The Educational Management System (EMS) Arcadia software, which is a total clinical skills application, runs on a computer that runs our program. EMS allows patients to complete both checklists and ACIR scales on the computer and the students to write SOAP notes and answer Post Encounter Questions related to the case they just encountered. The system times the exam, provides overhead announcements directing the students as to the beginning and ending of sessions as well as a warning letting students know the end of a given time segment is nearing. All encounters are digitally recorded and both students and faculty have opportunity to review them after the exam is over. The assessment portion of this software produces reports of all types of psychometric data which is most useful in evaluation of both students and patients.
The training method used at RVU involves use of a patient’s episodic memory (scripts that tell a story), tactile memory (teaching of physical exams are done on each person to enable them to remember where (s) he were touched), and drill and practice (a question and answer study sheet) which SPs fill out together to ensure that their answers to open-ended questions are identical). In addition a 2 hour session on the ACIR is conducted to allow patients to see how stringently the other patients are grading students and to enhance inter-rater reliability. The final 2 hours of training is a dress rehearsal at which time the trainers play the part of a student physician and conduct both a focused interview and a focused physical exam.
The final step in our procedure is to keep records of individual patient performance as well as group performance and statistically analyze the data to spot weaknesses and to remediate deficiencies.
Students in years I and II are introduced to a hands-on approach to learning to communicate with people of differing ages, genders, ethnicities, and educational levels through a variety of cases developed by faculty. In this setting they have opportunity to practice their history taking, communication and physical exam skills and receive feedback from Standardized Patients as well as faculty. It is in this setting that our goal is for them to learn to think like physicians on their feet and not rely on a memorized rote list of questions and physical exam maneuvers. One of the most important skills they must learn is to listen and truly hear the message and anything that might be lurking behind the message.
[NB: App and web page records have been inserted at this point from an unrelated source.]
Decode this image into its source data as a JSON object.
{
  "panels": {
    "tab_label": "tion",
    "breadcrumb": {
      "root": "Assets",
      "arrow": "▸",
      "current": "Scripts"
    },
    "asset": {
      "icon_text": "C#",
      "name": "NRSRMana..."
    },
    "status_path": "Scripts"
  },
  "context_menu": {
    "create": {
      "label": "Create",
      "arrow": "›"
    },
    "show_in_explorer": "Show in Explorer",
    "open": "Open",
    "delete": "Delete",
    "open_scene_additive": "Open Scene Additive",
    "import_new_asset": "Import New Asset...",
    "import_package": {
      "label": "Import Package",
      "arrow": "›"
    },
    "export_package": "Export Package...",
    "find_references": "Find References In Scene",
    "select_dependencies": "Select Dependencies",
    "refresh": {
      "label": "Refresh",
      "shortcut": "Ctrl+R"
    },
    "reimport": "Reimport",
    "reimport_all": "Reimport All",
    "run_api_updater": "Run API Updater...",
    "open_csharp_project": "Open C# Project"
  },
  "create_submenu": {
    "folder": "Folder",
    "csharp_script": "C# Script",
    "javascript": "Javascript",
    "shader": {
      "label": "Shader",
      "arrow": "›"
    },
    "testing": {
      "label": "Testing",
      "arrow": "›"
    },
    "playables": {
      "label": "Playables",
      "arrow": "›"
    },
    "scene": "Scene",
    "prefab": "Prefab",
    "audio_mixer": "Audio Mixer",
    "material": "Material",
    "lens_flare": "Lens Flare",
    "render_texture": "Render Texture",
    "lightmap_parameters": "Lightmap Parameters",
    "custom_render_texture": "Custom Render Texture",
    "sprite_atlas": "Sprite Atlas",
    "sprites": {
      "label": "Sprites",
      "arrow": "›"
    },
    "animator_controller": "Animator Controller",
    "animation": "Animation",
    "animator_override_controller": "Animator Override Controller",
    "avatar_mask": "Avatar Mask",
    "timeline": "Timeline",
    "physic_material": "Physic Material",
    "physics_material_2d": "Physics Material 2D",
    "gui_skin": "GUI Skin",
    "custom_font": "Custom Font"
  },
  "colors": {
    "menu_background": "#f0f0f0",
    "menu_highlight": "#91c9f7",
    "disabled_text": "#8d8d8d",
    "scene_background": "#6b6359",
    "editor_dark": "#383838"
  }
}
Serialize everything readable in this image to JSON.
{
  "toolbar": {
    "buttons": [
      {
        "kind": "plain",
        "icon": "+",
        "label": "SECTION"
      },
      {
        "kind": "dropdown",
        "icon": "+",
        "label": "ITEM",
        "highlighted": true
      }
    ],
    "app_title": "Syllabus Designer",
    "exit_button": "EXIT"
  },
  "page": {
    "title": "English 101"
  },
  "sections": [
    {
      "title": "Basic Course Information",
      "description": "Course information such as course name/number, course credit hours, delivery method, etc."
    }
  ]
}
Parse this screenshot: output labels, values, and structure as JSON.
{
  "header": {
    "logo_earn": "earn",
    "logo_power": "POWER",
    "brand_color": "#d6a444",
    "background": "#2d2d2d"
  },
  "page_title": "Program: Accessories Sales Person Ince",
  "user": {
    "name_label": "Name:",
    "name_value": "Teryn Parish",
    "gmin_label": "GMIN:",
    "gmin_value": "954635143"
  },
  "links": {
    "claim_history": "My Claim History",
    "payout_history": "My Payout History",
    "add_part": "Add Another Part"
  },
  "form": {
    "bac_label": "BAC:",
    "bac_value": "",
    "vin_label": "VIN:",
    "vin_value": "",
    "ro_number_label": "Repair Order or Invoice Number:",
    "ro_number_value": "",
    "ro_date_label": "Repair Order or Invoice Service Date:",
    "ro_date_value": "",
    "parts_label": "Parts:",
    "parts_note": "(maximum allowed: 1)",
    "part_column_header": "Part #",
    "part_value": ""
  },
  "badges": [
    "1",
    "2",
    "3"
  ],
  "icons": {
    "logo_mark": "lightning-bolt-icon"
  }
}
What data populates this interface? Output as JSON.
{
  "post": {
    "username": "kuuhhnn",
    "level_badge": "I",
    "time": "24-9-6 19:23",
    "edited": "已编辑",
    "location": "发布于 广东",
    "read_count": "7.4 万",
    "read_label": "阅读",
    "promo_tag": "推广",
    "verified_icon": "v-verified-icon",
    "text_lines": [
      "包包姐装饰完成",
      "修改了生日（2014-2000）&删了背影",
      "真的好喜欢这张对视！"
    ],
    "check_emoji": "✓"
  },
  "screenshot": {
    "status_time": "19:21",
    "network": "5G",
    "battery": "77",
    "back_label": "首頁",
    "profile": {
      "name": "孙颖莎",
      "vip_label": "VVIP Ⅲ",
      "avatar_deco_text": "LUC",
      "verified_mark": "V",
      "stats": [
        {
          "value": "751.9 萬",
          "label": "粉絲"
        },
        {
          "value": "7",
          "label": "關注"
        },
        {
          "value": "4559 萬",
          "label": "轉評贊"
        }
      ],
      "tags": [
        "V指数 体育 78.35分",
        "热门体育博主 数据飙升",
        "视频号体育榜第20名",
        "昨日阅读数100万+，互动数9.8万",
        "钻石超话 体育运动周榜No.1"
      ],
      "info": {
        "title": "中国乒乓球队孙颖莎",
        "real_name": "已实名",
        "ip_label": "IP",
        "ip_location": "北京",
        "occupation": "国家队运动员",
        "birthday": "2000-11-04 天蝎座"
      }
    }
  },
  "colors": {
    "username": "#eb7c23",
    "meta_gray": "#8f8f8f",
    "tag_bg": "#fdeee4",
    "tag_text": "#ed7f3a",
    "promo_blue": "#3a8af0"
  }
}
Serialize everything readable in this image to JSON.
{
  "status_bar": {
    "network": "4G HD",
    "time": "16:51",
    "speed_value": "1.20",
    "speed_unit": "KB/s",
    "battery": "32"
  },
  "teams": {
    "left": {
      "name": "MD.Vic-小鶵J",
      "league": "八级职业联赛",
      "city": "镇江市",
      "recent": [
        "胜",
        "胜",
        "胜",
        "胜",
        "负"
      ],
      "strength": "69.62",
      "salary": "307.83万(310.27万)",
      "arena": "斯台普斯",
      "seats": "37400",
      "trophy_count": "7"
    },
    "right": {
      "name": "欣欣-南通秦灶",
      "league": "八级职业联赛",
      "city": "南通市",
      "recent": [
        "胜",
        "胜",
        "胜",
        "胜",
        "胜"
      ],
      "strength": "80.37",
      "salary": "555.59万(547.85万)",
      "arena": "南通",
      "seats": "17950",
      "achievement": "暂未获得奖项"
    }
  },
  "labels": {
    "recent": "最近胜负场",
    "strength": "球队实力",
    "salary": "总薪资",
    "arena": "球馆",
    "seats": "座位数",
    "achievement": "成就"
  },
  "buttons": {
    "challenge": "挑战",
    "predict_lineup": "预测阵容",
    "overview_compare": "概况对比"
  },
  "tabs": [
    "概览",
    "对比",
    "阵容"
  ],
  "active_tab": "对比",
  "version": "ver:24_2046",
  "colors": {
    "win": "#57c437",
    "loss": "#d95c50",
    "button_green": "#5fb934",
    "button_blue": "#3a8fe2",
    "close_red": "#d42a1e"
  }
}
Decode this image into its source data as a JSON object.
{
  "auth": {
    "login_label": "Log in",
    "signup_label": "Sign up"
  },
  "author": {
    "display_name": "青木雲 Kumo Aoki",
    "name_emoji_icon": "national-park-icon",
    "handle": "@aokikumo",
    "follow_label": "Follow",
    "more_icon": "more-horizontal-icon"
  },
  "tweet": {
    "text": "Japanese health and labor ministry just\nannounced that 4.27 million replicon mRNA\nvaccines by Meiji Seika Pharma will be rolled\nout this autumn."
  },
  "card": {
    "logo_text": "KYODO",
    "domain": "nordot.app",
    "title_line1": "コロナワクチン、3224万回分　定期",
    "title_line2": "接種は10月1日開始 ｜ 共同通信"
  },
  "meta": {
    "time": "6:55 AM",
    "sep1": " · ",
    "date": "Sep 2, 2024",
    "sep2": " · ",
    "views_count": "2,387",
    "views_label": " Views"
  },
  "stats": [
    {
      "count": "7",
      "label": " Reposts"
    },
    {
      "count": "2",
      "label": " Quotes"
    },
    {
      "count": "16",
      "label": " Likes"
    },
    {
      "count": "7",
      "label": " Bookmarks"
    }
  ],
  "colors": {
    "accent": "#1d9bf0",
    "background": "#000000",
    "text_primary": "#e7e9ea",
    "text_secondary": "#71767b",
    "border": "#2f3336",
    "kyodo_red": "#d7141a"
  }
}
As students move on to the third year they are faced with the COMLEX II PE. This certifying exam utilizes Standardized Patients and each student must interview 12 individual patients, document his or her findings and finally write up a plan for the patient. This is a must pass exam. At Rocky Vista University College of Osteopathic Medicine, a concerted effort is put forth to ensure the students that they have the skills, knowledge, and thought processes that will guarantee success on this exam. Currently each third year student will be taking three different practice exams consisting of three patients each. The first two will offer them feedback as to how they can improve and the last one will be the “final” at which time the student will know if he or she is ready to take the NBOME exam.